    More Details Hide Details
  • TWENTIES
  • 1977
    Age 29
    He was an assistant coach with the Marquette Warriors (now Golden Eagles) for 12 years under mentor Al McGuire, until 1977, and under Hank Raymonds until taking over as head coach in 1983.
    More Details Hide Details
  • 1970
    Age 22
    He graduated in 1970 with a degree in history.
    More Details Hide Details He began coaching eighth-graders at St. Sebastian Grade School in Milwaukee, then coached freshmen boys at Marquette University High School.
  • TEENAGE
  • 1966
    Age 18
    Majerus graduated from Marquette University High School in 1966 and then attended Marquette University, where he tried out as a walk-on in the 1967 season.
    More Details Hide Details He did not play for Marquette, but stayed on as a student assistant.
  • CHILDHOOD
  • 1948
    Age 0
    Born on February 17, 1948.
    More Details Hide Details
Original Authors of this text are noted here.

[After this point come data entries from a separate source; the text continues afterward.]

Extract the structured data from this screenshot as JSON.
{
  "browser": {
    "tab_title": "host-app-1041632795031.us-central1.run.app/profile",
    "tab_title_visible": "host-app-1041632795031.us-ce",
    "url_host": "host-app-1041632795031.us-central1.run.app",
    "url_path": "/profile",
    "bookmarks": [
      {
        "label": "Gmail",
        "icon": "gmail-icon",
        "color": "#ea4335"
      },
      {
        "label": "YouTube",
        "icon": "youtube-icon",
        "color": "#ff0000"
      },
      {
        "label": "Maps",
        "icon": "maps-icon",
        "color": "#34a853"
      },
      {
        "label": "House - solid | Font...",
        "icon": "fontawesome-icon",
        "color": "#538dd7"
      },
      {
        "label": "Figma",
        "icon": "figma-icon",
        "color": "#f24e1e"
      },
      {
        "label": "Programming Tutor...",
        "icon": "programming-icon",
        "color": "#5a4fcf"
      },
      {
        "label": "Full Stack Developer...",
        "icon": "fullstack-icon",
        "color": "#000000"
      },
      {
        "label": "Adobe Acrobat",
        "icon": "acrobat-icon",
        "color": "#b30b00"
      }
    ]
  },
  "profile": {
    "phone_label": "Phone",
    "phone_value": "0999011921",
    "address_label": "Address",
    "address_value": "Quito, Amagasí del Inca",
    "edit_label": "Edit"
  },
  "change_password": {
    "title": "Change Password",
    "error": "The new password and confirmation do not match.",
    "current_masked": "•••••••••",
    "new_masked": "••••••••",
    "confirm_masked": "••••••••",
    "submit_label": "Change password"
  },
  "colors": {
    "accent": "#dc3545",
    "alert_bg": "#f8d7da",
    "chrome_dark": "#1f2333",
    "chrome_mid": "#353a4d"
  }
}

All data offered is derived from public sources. Spokeo does not verify or evaluate each piece of data, and makes no warranties or guarantees about any of the information offered. Spokeo does not possess or have access to secure or private financial information. Spokeo is not a consumer reporting agency and does not offer consumer reports. None of the information offered by Spokeo is to be considered for purposes of determining any entity or person's eligibility for credit, insurance, employment, housing, or for any other purposes covered under the Fair Credit Reporting Act (FCRA)